There is no question that Americans enjoy listening to music. We spend on average, 4 hours a day listening to music, are excited when our favorite song comes on the radio and look up to legendary & popular musicians. Despite our love for music, music education has been cut from many schools with deeper cuts potentially on the horizon. But why should the average parent or taxpayer be concerned about the cuts to music programs? Our love for music aside, children who study music have been shown to have several benefits over their peers including:
Music students have higher scores on the SATs than the national average (source)
Learning to play a musical instrument as a child creates more robust brain responses which continue as adults (Skoe & Kraus 2012).

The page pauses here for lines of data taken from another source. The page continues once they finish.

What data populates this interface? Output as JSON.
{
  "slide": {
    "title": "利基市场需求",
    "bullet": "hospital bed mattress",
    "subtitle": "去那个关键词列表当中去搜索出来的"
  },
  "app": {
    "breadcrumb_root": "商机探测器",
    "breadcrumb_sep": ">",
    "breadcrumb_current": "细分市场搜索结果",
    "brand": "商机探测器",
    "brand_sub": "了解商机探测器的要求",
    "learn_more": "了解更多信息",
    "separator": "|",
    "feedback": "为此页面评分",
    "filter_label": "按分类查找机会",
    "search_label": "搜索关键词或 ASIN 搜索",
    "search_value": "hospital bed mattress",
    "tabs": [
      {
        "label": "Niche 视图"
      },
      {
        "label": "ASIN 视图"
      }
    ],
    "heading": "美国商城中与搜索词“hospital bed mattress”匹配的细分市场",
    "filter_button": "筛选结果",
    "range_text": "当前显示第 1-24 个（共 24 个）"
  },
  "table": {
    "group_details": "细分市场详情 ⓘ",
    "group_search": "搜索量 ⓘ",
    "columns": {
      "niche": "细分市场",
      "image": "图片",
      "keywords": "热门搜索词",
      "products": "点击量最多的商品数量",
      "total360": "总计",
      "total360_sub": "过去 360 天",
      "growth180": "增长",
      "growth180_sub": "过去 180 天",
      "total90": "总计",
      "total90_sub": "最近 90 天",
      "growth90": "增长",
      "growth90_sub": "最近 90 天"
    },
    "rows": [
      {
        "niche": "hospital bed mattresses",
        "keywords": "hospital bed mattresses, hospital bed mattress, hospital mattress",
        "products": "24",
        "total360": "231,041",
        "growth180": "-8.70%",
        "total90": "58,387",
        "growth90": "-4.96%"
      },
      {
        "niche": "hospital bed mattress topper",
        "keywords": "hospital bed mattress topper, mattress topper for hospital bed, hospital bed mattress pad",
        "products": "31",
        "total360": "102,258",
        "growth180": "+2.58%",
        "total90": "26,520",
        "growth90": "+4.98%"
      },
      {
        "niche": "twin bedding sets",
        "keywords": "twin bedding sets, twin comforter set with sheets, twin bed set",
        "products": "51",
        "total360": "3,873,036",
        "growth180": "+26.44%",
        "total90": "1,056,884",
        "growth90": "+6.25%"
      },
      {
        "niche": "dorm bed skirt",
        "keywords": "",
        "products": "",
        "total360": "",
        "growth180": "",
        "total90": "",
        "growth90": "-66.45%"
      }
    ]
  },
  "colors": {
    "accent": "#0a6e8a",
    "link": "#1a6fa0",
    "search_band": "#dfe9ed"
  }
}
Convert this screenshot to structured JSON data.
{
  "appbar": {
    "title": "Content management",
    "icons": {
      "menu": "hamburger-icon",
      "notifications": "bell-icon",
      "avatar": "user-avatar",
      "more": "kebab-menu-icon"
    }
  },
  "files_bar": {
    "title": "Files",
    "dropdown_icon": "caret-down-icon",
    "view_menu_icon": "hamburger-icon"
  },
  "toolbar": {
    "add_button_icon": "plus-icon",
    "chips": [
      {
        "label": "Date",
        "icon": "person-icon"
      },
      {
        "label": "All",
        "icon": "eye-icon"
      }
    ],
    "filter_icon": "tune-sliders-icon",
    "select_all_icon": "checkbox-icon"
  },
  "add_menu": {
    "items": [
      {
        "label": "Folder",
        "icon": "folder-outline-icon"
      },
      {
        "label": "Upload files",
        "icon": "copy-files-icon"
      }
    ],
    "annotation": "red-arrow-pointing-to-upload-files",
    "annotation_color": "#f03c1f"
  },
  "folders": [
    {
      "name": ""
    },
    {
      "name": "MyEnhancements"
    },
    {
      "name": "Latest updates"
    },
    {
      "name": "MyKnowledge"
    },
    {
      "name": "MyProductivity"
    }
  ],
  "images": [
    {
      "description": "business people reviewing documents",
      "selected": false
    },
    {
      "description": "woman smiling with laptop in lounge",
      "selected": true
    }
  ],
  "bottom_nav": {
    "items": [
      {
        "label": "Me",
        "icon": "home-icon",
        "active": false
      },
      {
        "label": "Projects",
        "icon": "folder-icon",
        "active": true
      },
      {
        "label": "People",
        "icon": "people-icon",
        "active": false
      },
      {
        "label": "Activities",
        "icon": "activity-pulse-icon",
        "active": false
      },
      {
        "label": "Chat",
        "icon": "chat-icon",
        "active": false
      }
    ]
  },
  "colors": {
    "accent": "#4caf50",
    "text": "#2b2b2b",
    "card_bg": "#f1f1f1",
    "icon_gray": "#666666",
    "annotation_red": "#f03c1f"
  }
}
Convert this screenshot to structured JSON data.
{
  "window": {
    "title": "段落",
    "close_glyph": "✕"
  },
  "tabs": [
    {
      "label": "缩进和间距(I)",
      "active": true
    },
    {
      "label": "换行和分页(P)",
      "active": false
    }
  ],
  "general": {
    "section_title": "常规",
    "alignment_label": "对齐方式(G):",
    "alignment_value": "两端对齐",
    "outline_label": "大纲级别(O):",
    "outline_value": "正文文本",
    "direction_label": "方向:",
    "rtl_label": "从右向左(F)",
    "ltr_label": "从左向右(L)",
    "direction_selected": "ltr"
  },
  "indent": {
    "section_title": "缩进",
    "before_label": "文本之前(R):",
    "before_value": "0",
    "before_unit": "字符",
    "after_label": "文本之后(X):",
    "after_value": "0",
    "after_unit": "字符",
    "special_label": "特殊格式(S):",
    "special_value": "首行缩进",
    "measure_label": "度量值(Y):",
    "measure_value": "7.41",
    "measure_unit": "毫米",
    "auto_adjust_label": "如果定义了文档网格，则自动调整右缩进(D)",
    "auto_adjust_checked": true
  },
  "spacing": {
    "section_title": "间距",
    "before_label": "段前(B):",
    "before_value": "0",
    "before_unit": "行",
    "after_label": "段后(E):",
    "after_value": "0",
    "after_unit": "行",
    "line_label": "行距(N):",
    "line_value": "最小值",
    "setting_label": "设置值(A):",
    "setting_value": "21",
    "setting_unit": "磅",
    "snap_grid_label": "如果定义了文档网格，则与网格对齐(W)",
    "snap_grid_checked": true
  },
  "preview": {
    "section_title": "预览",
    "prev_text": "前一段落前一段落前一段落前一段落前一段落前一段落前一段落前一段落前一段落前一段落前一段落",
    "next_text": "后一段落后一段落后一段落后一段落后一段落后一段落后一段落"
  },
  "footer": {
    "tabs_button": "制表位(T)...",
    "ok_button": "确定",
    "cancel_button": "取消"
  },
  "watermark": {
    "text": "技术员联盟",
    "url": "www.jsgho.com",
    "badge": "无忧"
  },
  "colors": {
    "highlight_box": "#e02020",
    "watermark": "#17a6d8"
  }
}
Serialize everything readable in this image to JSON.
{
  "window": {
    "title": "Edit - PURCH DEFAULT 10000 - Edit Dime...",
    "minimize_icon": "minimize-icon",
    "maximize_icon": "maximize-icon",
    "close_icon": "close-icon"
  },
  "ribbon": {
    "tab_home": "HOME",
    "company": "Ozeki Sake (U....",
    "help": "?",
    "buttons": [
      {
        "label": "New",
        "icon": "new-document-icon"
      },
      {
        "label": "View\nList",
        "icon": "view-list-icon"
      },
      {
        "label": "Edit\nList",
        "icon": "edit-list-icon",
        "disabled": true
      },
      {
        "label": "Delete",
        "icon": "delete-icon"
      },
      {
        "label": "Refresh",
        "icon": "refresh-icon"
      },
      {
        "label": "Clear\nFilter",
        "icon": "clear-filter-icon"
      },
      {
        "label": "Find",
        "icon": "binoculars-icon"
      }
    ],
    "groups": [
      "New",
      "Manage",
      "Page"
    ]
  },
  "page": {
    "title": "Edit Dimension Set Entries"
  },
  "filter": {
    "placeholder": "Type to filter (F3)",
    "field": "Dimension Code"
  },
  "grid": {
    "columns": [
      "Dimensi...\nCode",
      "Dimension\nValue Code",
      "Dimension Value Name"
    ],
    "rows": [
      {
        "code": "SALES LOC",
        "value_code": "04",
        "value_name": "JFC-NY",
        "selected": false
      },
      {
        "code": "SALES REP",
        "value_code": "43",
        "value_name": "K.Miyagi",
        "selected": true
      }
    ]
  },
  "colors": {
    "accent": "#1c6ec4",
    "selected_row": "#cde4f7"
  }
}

A Stanford University Study found that musical training can improve how the brain improves spoken word which could lead to better reading ability in children that have reading problems like dyslexia.
Students that were involved in band or orchestra in middle and high school were shown to perform better in math during their senior year of high school. In low-income families, these results were even more pronounced (Catterall, Chapleau & Iwanage 2002).
A report by the Texas Commission on drug and alcohol abuse found that individuals involved in band or orchestra had very low levels of alcohol, tobacco, and illicit drugs use compared to peers.
Schools with music programs have almost a 10% higher attendance rate than schools without music programs
There are countless more reasons why children should learn music and why music education is important. Rob Aster (A.K.A radical Rob) understands the importance of teaching children music. As a managing member and founder of RRHOT, LLC, which produces music for film, albums, and television productions. Rob Aster has been passionate about music ever since he was a child. Artists and Musicians like radical Rob Aster understand how music can have such a powerful effect on children because it had such a powerful effect on them. We need to do more to promote music in the school and in the classroom before it becomes too late.